- WORK INSTRUCTIONS
Going through the data below, copy out each line where the word "title" shows up.

◇ ◇ ◇ ◇ ◇

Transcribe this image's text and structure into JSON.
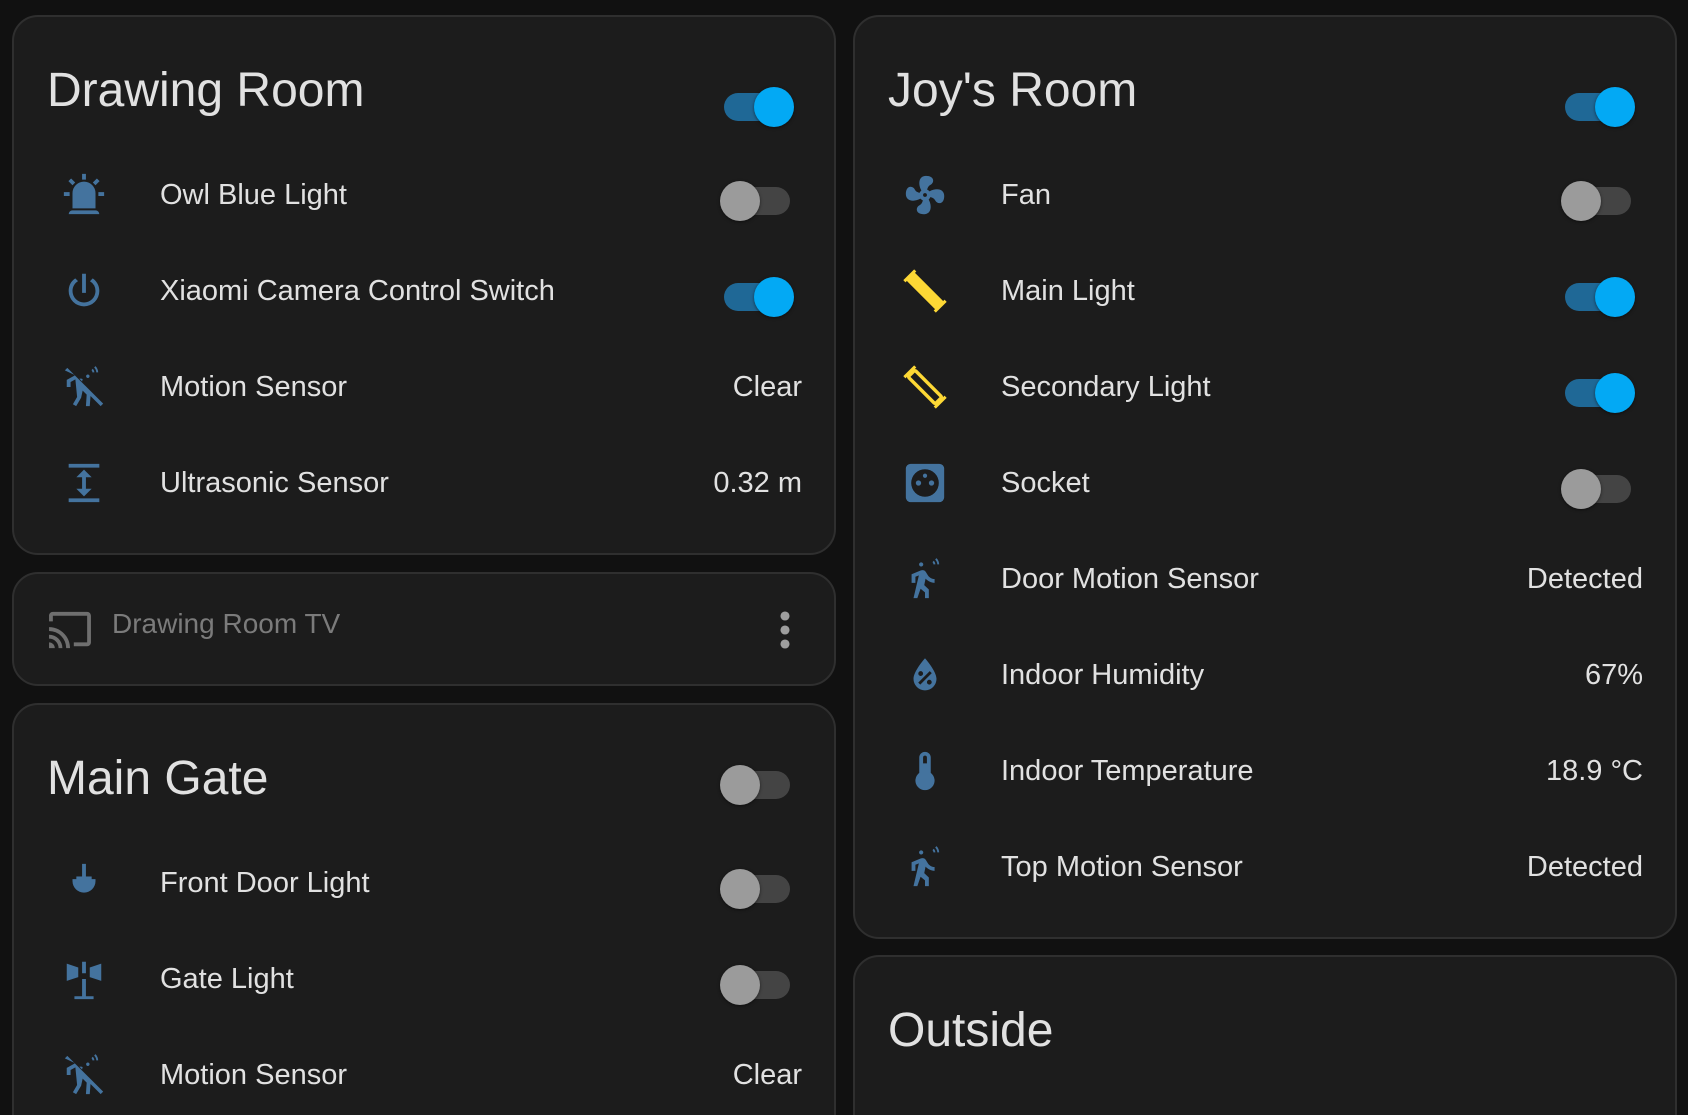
{
  "colors": {
    "background": "#111111",
    "card": "#1c1c1c",
    "icon_blue": "#44739e",
    "icon_active_yellow": "#fdd835",
    "toggle_on_knob": "#03a9f4",
    "toggle_on_track": "#1f6896",
    "toggle_off_knob": "#9b9b9b",
    "toggle_off_track": "#444444"
  },
  "drawing_room": {
    "title": "Drawing Room",
    "header_toggle_on": true,
    "entities": [
      {
        "name": "Owl Blue Light",
        "icon": "alarm-light-icon",
        "toggle": false
      },
      {
        "name": "Xiaomi Camera Control Switch",
        "icon": "power-icon",
        "toggle": true
      },
      {
        "name": "Motion Sensor",
        "icon": "motion-sensor-off-icon",
        "state": "Clear"
      },
      {
        "name": "Ultrasonic Sensor",
        "icon": "arrow-expand-vertical-icon",
        "state": "0.32 m"
      }
    ]
  },
  "drawing_room_tv": {
    "name": "Drawing Room TV",
    "icon": "cast-icon"
  },
  "main_gate": {
    "title": "Main Gate",
    "header_toggle_on": false,
    "entities": [
      {
        "name": "Front Door Light",
        "icon": "ceiling-light-icon",
        "toggle": false
      },
      {
        "name": "Gate Light",
        "icon": "outdoor-lamp-icon",
        "toggle": false
      },
      {
        "name": "Motion Sensor",
        "icon": "motion-sensor-off-icon",
        "state": "Clear"
      }
    ]
  },
  "joys_room": {
    "title": "Joy's Room",
    "header_toggle_on": true,
    "entities": [
      {
        "name": "Fan",
        "icon": "fan-icon",
        "toggle": false
      },
      {
        "name": "Main Light",
        "icon": "tube-light-icon",
        "toggle": true
      },
      {
        "name": "Secondary Light",
        "icon": "tube-light-outline-icon",
        "toggle": true
      },
      {
        "name": "Socket",
        "icon": "power-socket-icon",
        "toggle": false
      },
      {
        "name": "Door Motion Sensor",
        "icon": "motion-sensor-icon",
        "state": "Detected"
      },
      {
        "name": "Indoor Humidity",
        "icon": "water-percent-icon",
        "state": "67%"
      },
      {
        "name": "Indoor Temperature",
        "icon": "thermometer-icon",
        "state": "18.9 °C"
      },
      {
        "name": "Top Motion Sensor",
        "icon": "motion-sensor-icon",
        "state": "Detected"
      }
    ]
  },
  "outside": {
    "title": "Outside"
  }
}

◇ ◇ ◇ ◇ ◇

- ANSWER BELOW
    "title": "Drawing Room",
    "title": "Main Gate",
    "title": "Joy's Room",
    "title": "Outside"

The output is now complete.